Once home, I started reconfiguring the office. Our office doubles as our guest bedroom, and up-till-now, may have gotten more use as a guest bedroom. I prefer working from our bedroom because there’s more natural light and the view is better. However, since Jaeger wakes up later than me, it made sense that he would work in the bedroom. The desk in the bedroom was too small for Jaeger’s two giant monitors so we swapped it with the larger desk that was in the kitchen. Both looked better in their new positions so we probably should have done that all along. I surveyed the downstairs office and decided additional lighting would improve it. However, we didn’t have any extra lighting. I tried stringing Christmas lights and it did improve the vibe, but didn’t offer much additional lighting. I tried to convince myself I didn’t need more light but that lasted only a day after which I ordered another light from Amazon7. We also only had one office chair, and I contemplated buying another, but eventually decided I didn’t want to spend even more money and settled on using a dining room chair.

I got permission to work from home Friday-Tuesday. On Wednesday, March 11, I went back into work because I had a couple of in-person meetings which hadn’t been cancelled yet. Plus, I had a couple of library holds to pick up which were going to expire soon. Truthfully, that may have been the main reason I went in. The IT office was empty. Eventually, some people drifted in. At around 10am, administration posted an announcement to our intranet saying that they realized people who could work from home should and so they were going to start determining who might be able to work from home.

Our IT manager sent out a link to the livestream of Governor Inslee’s press conference about COVID-19 so I listened to it with one ear while I continued to work. As expected, he announced that gatherings of more than 25 people were now prohibited in King County. However, he also said that schools should start making plans for what to do if they were shut down in the next couple of days. At that, I started paying more attention and messaged Jaeger that we should come up with a contingency plan for if schools were going to be closed. Jaeger was not listening to the press conference but forwarded me a tweet from the governor saying he was not currently calling for schools to close. However, listening to the actual speech, I was pretty convinced it was a matter of when, not if.

Two hours later, The Seattle Public Schools announced they were closing for at least two weeks. Right about the time Jaeger sent me the link to the announcement, I heard some loud exclamation from my supervisor’s office (my supervisor is parent to four school-aged kids). I went to my supervisor’s office, we exchanged stunned looks, and then I took my lunch break and went down to the children’s section of the library and checked out 25 books. I probably would have checked out more but that’s all I could fit in my backpack and spare grocery bag I had with me and I was taking the bus back home.

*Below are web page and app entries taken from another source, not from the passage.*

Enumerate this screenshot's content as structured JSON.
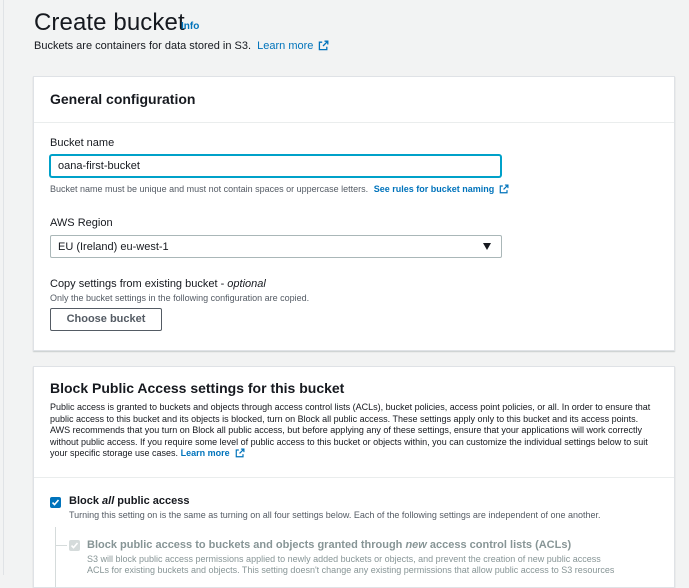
{
  "header": {
    "title": "Create bucket",
    "info_label": "Info",
    "subtitle": "Buckets are containers for data stored in S3.",
    "learn_more": "Learn more"
  },
  "general": {
    "title": "General configuration",
    "bucket_name_label": "Bucket name",
    "bucket_name_value": "oana-first-bucket",
    "bucket_name_hint": "Bucket name must be unique and must not contain spaces or uppercase letters.",
    "rules_link": "See rules for bucket naming",
    "region_label": "AWS Region",
    "region_value": "EU (Ireland) eu-west-1",
    "copy_label": "Copy settings from existing bucket - ",
    "copy_optional": "optional",
    "copy_hint": "Only the bucket settings in the following configuration are copied.",
    "choose_button": "Choose bucket"
  },
  "block_public": {
    "title": "Block Public Access settings for this bucket",
    "description": "Public access is granted to buckets and objects through access control lists (ACLs), bucket policies, access point policies, or all. In order to ensure that public access to this bucket and its objects is blocked, turn on Block all public access. These settings apply only to this bucket and its access points. AWS recommends that you turn on Block all public access, but before applying any of these settings, ensure that your applications will work correctly without public access. If you require some level of public access to this bucket or objects within, you can customize the individual settings below to suit your specific storage use cases.",
    "learn_more": "Learn more",
    "block_all": {
      "label_pre": "Block ",
      "label_em": "all",
      "label_post": " public access",
      "checked": true,
      "description": "Turning this setting on is the same as turning on all four settings below. Each of the following settings are independent of one another."
    },
    "sub_option_1": {
      "label_pre": "Block public access to buckets and objects granted through ",
      "label_em": "new",
      "label_post": " access control lists (ACLs)",
      "checked": true,
      "description_line1": "S3 will block public access permissions applied to newly added buckets or objects, and prevent the creation of new public access",
      "description_line2": "ACLs for existing buckets and objects. This setting doesn't change any existing permissions that allow public access to S3 resources"
    }
  },
  "colors": {
    "link": "#0073bb",
    "focus_border": "#00a1c9",
    "checkbox_on": "#0073bb",
    "page_background": "#f2f3f3"
  }
}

Our IT manager strongly recommended that anyone still in the office that could work from home go home. So, after checking out books, I headed back home and finished the day working from home. Though, I spent most of the rest of the afternoon in a daze.

  1. My normal temp is 97.9. The last time I had a fever was probably sometime before Julian was born.
  2. I’ve been trained to believe one should go to school/work unless one is vomiting or has a fever. Obviously, this is not the protocol I’m following now.
  3. As in, I can’t say I worked on tickets, I have to note the ticket numbers I worked on and say what I did.
  4. I know that Taiwan’s vegetarian history predates that of SDAs, but SDA is the one I grew up with.
  5. For being a tech employer with amazing conferencing tools, they’re weirdly antithetical to working from home.
  6. Which I did not get because I usually get the giant refill containers of soap which was still mostly full.
  7. A couple of months ago I bought a light for Julian’s room. He has an overhead light but it weirdly is in a corner of his room which makes for odd shadows. I like this light because it’s a warm LED and also has three brightness settings. Julian likes it on the lowest setting when he sleeps.